Shadow, Wolverine, Boba Fett. Everyone has their favorite antihero or villain with a mysterious backstory. They are rugged, independent, pay lip service to the law, and don’t play well with others. Basically, they are everything a social outcast, (i.e. a nerd, before it was cool), from a country of pioneers that revolted against the motherland would want to be. While their mysterious past is rarely the main appeal of such a character, it certainly is a key part of what makes them interesting.
It would perhaps be wrong to say people love mystery or they love to solve puzzles. Rather, people have a need to figure things out, an urge to find some kind of resolution. The desire is so strong that it compels them to create the missing pieces of the puzzle, or it drives them insane. For evidence of this, look up some of the theories about the secret meanings of Don Quixote.
This compulsion has the unfortunate tendency to ruin characters for whom mystery is part of their allure. When Shadow, from Final Fantasy Six, is first introduced, we are informed that “he’d slit his mama’s throat for a nickel,” and “He owe allegiance to no one, and will do anything for money. He comes and goes like the wind.” If one finishes the game without learning his backstory, they are left with little beyond this initial impression, and the less said, the better.

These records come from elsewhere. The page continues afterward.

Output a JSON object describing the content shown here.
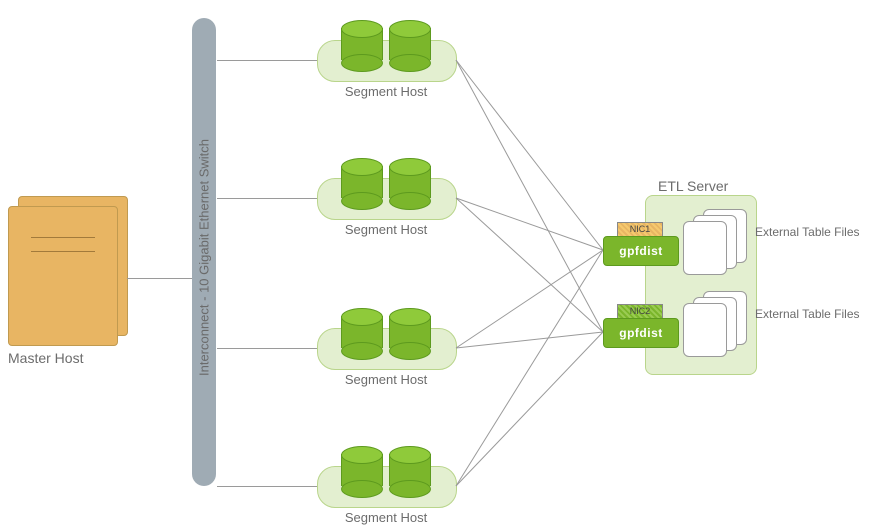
{
  "master": {
    "label": "Master Host"
  },
  "interconnect": {
    "label": "Interconnect  -  10 Gigabit Ethernet Switch"
  },
  "segments": [
    {
      "label": "Segment Host"
    },
    {
      "label": "Segment Host"
    },
    {
      "label": "Segment Host"
    },
    {
      "label": "Segment Host"
    }
  ],
  "etl": {
    "title": "ETL Server",
    "nic1": "NIC1",
    "nic2": "NIC2",
    "gpfdist": "gpfdist",
    "files1_label": "External Table Files",
    "files2_label": "External Table Files"
  },
  "diagram": {
    "type": "architecture",
    "description": "Greenplum-style external table load architecture: one Master Host connects through a 10GbE interconnect switch to four Segment Hosts; each Segment Host connects to two gpfdist processes (bound to NIC1 and NIC2) on an ETL Server that serves External Table Files.",
    "nodes": {
      "master_host": 1,
      "interconnect_switch": 1,
      "segment_hosts": 4,
      "etl_server": 1,
      "gpfdist_instances": 2,
      "nics_on_etl": [
        "NIC1",
        "NIC2"
      ],
      "external_table_file_groups": 2
    },
    "edges": [
      {
        "from": "Master Host",
        "to": "Interconnect Switch"
      },
      {
        "from": "Interconnect Switch",
        "to": "Segment Host 1"
      },
      {
        "from": "Interconnect Switch",
        "to": "Segment Host 2"
      },
      {
        "from": "Interconnect Switch",
        "to": "Segment Host 3"
      },
      {
        "from": "Interconnect Switch",
        "to": "Segment Host 4"
      },
      {
        "from": "Segment Host 1",
        "to": "gpfdist@NIC1"
      },
      {
        "from": "Segment Host 1",
        "to": "gpfdist@NIC2"
      },
      {
        "from": "Segment Host 2",
        "to": "gpfdist@NIC1"
      },
      {
        "from": "Segment Host 2",
        "to": "gpfdist@NIC2"
      },
      {
        "from": "Segment Host 3",
        "to": "gpfdist@NIC1"
      },
      {
        "from": "Segment Host 3",
        "to": "gpfdist@NIC2"
      },
      {
        "from": "Segment Host 4",
        "to": "gpfdist@NIC1"
      },
      {
        "from": "Segment Host 4",
        "to": "gpfdist@NIC2"
      },
      {
        "from": "gpfdist@NIC1",
        "to": "External Table Files (group 1)"
      },
      {
        "from": "gpfdist@NIC2",
        "to": "External Table Files (group 2)"
      }
    ]
  }
}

It allows the player to imagine a vague backstory as they will while focusing on the core of Shadow’s character, his awesome ninja skills and killiness.
When the player learns Shadow’s backstory, he ceases to be this ruthless badass with some vague past and becomes a guy who robbed a train, fathered Relm and then ran from his guilt over abandoning his partner in crime. He moves from being an awesome, killy ninja assassin guy to a man fleeing from his past, which detracts from his characterization as a badass. It leaves the player with a vaguely unsatisfied feeling when Shadow’s background fails to live up to the nebulous backstory they have constructed for him. The same is true for Wolverine, Boba Fett, or any other character antihero or villain with a mysterious past.

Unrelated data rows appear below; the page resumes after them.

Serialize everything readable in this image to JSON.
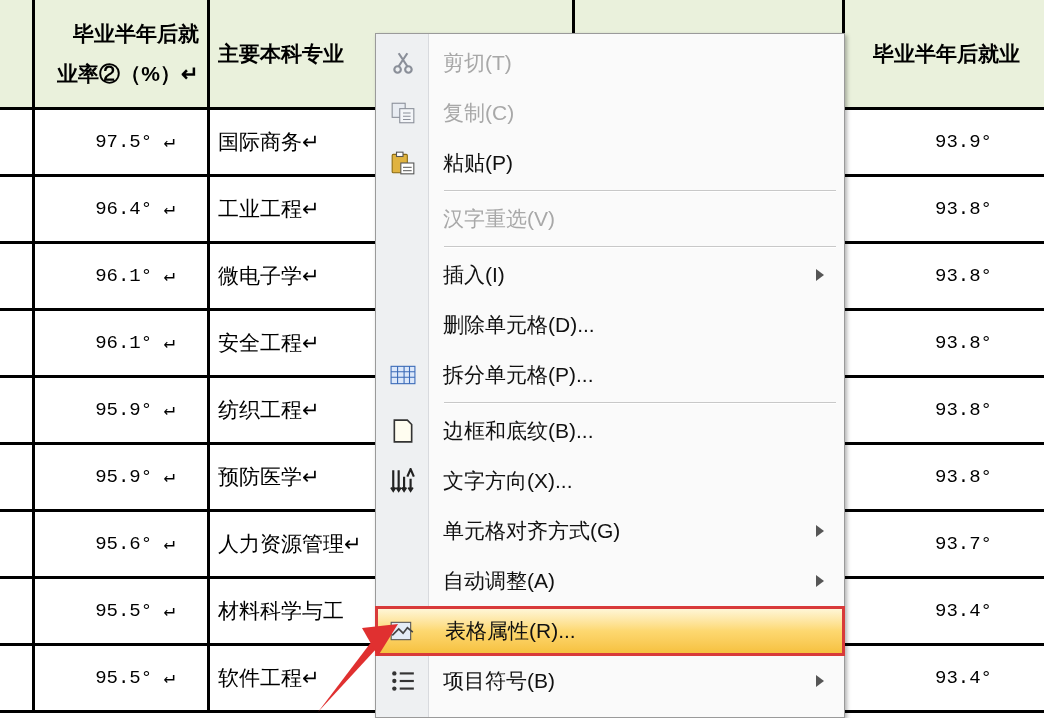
{
  "table": {
    "header": {
      "rate_lines": [
        "毕业半年后就",
        "业率②（%）↵"
      ],
      "major": "主要本科专业",
      "rate_right": "毕业半年后就业"
    },
    "rows": [
      {
        "rate": "97.5° ↵",
        "major": "国际商务↵",
        "rate_right": "93.9°"
      },
      {
        "rate": "96.4° ↵",
        "major": "工业工程↵",
        "rate_right": "93.8°"
      },
      {
        "rate": "96.1° ↵",
        "major": "微电子学↵",
        "rate_right": "93.8°"
      },
      {
        "rate": "96.1° ↵",
        "major": "安全工程↵",
        "rate_right": "93.8°"
      },
      {
        "rate": "95.9° ↵",
        "major": "纺织工程↵",
        "rate_right": "93.8°"
      },
      {
        "rate": "95.9° ↵",
        "major": "预防医学↵",
        "rate_right": "93.8°"
      },
      {
        "rate": "95.6° ↵",
        "major": "人力资源管理↵",
        "rate_right": "93.7°"
      },
      {
        "rate": "95.5° ↵",
        "major": "材料科学与工",
        "rate_right": "93.4°"
      },
      {
        "rate": "95.5° ↵",
        "major": "软件工程↵",
        "rate_right": "93.4°"
      }
    ]
  },
  "context_menu": {
    "items": [
      {
        "kind": "item",
        "label": "剪切(T)",
        "disabled": true,
        "submenu": false,
        "selected": false
      },
      {
        "kind": "item",
        "label": "复制(C)",
        "disabled": true,
        "submenu": false,
        "selected": false
      },
      {
        "kind": "item",
        "label": "粘贴(P)",
        "disabled": false,
        "submenu": false,
        "selected": false
      },
      {
        "kind": "separator"
      },
      {
        "kind": "item",
        "label": "汉字重选(V)",
        "disabled": true,
        "submenu": false,
        "selected": false
      },
      {
        "kind": "separator"
      },
      {
        "kind": "item",
        "label": "插入(I)",
        "disabled": false,
        "submenu": true,
        "selected": false
      },
      {
        "kind": "item",
        "label": "删除单元格(D)...",
        "disabled": false,
        "submenu": false,
        "selected": false
      },
      {
        "kind": "item",
        "label": "拆分单元格(P)...",
        "disabled": false,
        "submenu": false,
        "selected": false
      },
      {
        "kind": "separator"
      },
      {
        "kind": "item",
        "label": "边框和底纹(B)...",
        "disabled": false,
        "submenu": false,
        "selected": false
      },
      {
        "kind": "item",
        "label": "文字方向(X)...",
        "disabled": false,
        "submenu": false,
        "selected": false
      },
      {
        "kind": "item",
        "label": "单元格对齐方式(G)",
        "disabled": false,
        "submenu": true,
        "selected": false
      },
      {
        "kind": "item",
        "label": "自动调整(A)",
        "disabled": false,
        "submenu": true,
        "selected": false
      },
      {
        "kind": "item",
        "label": "表格属性(R)...",
        "disabled": false,
        "submenu": false,
        "selected": true
      },
      {
        "kind": "item",
        "label": "项目符号(B)",
        "disabled": false,
        "submenu": true,
        "selected": false
      }
    ]
  }
}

So, let’s leave the background of the badass, independent guy alone. It’s better that way, unless you want him to turn out to be a clone, or a depressed train robber, or a farmer from Canada.